Bilingual Kurdish-Turkish street signs in the majority Kurdish city of Diyarbakır have been removed and replaced with monolingual signs in Turkish by government-appointed local administrations, the pro-Kurdish Mezopotamya news agency reported in a series of tweets on Wednesday.
Under a state of emergency ongoing since a controversial coup attempt on July 15, 2016, the Turkish government has removed at least 93 local administrations, allegedly for links to the outlawed Kurdistan Workers’ Party (PKK).
Pro-government sources claim that the trustee administrations put in their place have reduced corruption and improved services. However, other sources, including Ahval’s Nurcan Baysal, say the trustees are taking measures that reverse previous positive steps taken by the ruling Justice and Development Party (AKP) towards recognising the Kurdish identity shared by millions of Turkish citizens.
These measures include shutting down organisations concerned with Kurdish language and culture, removing Kurdish names from public parks and streets and destroying Kurdish cultural monuments and linguistic symbols.
The removal of Kurdish-language street signs has a particular symbolic significance in Diyarbakır, a city that is known by many as the “unofficial capital of Turkish Kurdistan.”
“The trustee administrations’ intolerance for the Kurdish language and Kurdish values continues,” Mezopotamya said in a tweet showing the signs being removed.

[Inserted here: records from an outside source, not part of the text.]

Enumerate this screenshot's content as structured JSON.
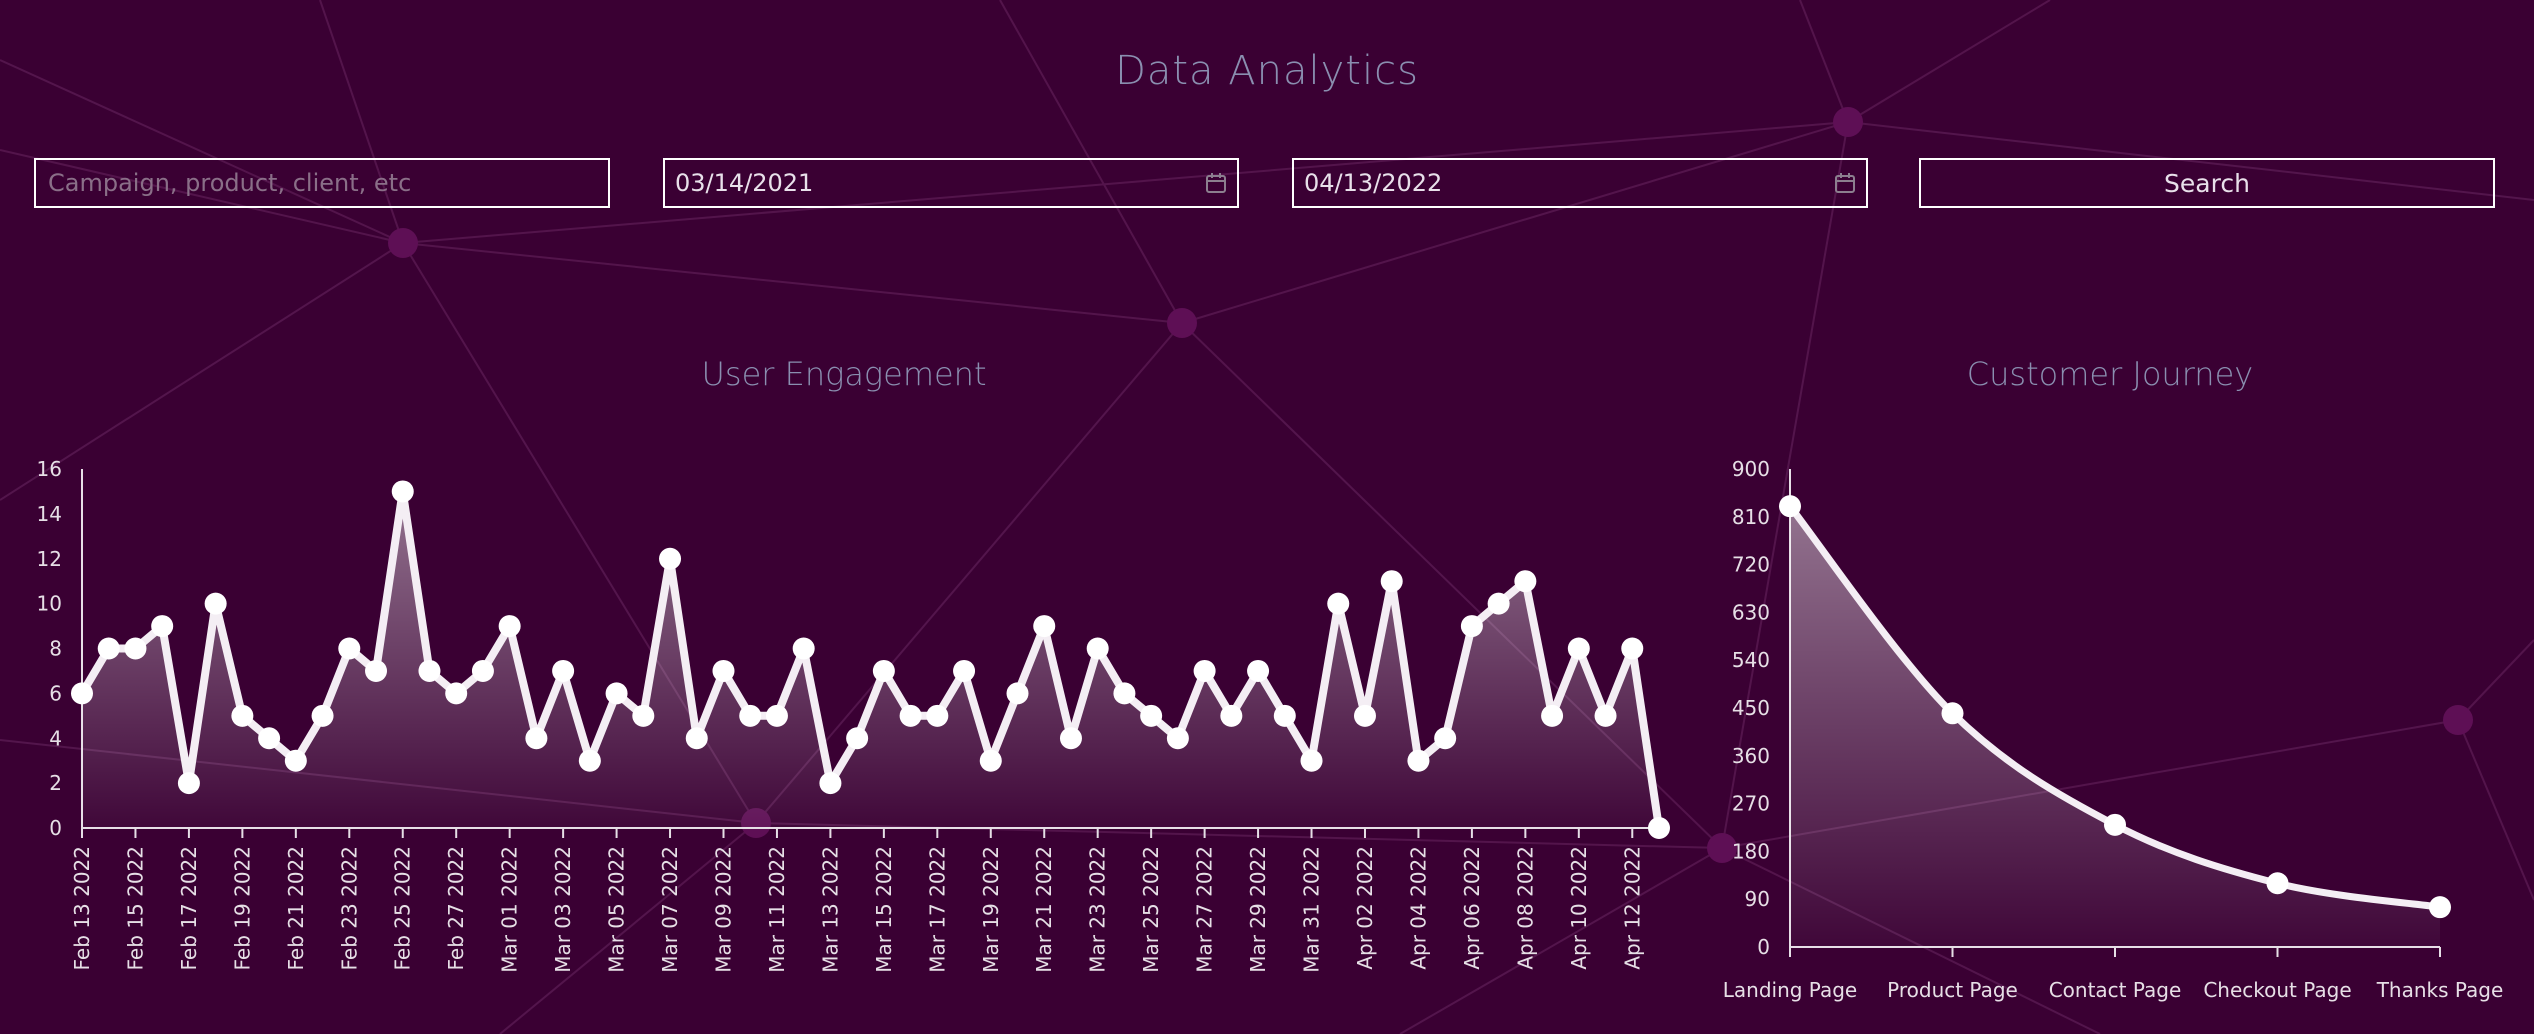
{
  "page": {
    "title": "Data Analytics"
  },
  "search": {
    "placeholder": "Campaign, product, client, etc",
    "start_date": "03/14/2021",
    "end_date": "04/13/2022",
    "button_label": "Search"
  },
  "colors": {
    "background": "#3a0033",
    "line": "#f4eef4",
    "title": "#8a8fb0"
  },
  "chart_data": [
    {
      "type": "area",
      "title": "User Engagement",
      "ylim": [
        0,
        16
      ],
      "yticks": [
        0,
        2,
        4,
        6,
        8,
        10,
        12,
        14,
        16
      ],
      "x": [
        "Feb 13 2022",
        "Feb 14 2022",
        "Feb 15 2022",
        "Feb 16 2022",
        "Feb 17 2022",
        "Feb 18 2022",
        "Feb 19 2022",
        "Feb 20 2022",
        "Feb 21 2022",
        "Feb 22 2022",
        "Feb 23 2022",
        "Feb 24 2022",
        "Feb 25 2022",
        "Feb 26 2022",
        "Feb 27 2022",
        "Feb 28 2022",
        "Mar 01 2022",
        "Mar 02 2022",
        "Mar 03 2022",
        "Mar 04 2022",
        "Mar 05 2022",
        "Mar 06 2022",
        "Mar 07 2022",
        "Mar 08 2022",
        "Mar 09 2022",
        "Mar 10 2022",
        "Mar 11 2022",
        "Mar 12 2022",
        "Mar 13 2022",
        "Mar 14 2022",
        "Mar 15 2022",
        "Mar 16 2022",
        "Mar 17 2022",
        "Mar 18 2022",
        "Mar 19 2022",
        "Mar 20 2022",
        "Mar 21 2022",
        "Mar 22 2022",
        "Mar 23 2022",
        "Mar 24 2022",
        "Mar 25 2022",
        "Mar 26 2022",
        "Mar 27 2022",
        "Mar 28 2022",
        "Mar 29 2022",
        "Mar 30 2022",
        "Mar 31 2022",
        "Apr 01 2022",
        "Apr 02 2022",
        "Apr 03 2022",
        "Apr 04 2022",
        "Apr 05 2022",
        "Apr 06 2022",
        "Apr 07 2022",
        "Apr 08 2022",
        "Apr 09 2022",
        "Apr 10 2022",
        "Apr 11 2022",
        "Apr 12 2022",
        "Apr 13 2022"
      ],
      "values": [
        6,
        8,
        8,
        9,
        2,
        10,
        5,
        4,
        3,
        5,
        8,
        7,
        15,
        7,
        6,
        7,
        9,
        4,
        7,
        3,
        6,
        5,
        12,
        4,
        7,
        5,
        5,
        8,
        2,
        4,
        7,
        5,
        5,
        7,
        3,
        6,
        9,
        4,
        8,
        6,
        5,
        4,
        7,
        5,
        7,
        5,
        3,
        10,
        5,
        11,
        3,
        4,
        9,
        10,
        11,
        5,
        8,
        5,
        8,
        0
      ],
      "xtick_labels": [
        "Feb 13 2022",
        "Feb 15 2022",
        "Feb 17 2022",
        "Feb 19 2022",
        "Feb 21 2022",
        "Feb 23 2022",
        "Feb 25 2022",
        "Feb 27 2022",
        "Mar 01 2022",
        "Mar 03 2022",
        "Mar 05 2022",
        "Mar 07 2022",
        "Mar 09 2022",
        "Mar 11 2022",
        "Mar 13 2022",
        "Mar 15 2022",
        "Mar 17 2022",
        "Mar 19 2022",
        "Mar 21 2022",
        "Mar 23 2022",
        "Mar 25 2022",
        "Mar 27 2022",
        "Mar 29 2022",
        "Mar 31 2022",
        "Apr 02 2022",
        "Apr 04 2022",
        "Apr 06 2022",
        "Apr 08 2022",
        "Apr 10 2022",
        "Apr 12 2022"
      ]
    },
    {
      "type": "area",
      "title": "Customer Journey",
      "ylim": [
        0,
        900
      ],
      "yticks": [
        0,
        90,
        180,
        270,
        360,
        450,
        540,
        630,
        720,
        810,
        900
      ],
      "categories": [
        "Landing Page",
        "Product Page",
        "Contact Page",
        "Checkout Page",
        "Thanks Page"
      ],
      "values": [
        830,
        440,
        230,
        120,
        75
      ]
    }
  ]
}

In late March, the trustee administration in the southeastern Turkish town of Nusaybin demolished a monument to Kurdish victims of a massacre and replaced it with a clocktower. During the same month, a Turkish government directorate hung a new sign reading “Turkish Mosque” over a 17th century mosque in Kilis, southeast Turkey, which is officially called “Kurdish Mosque.” (Ahval)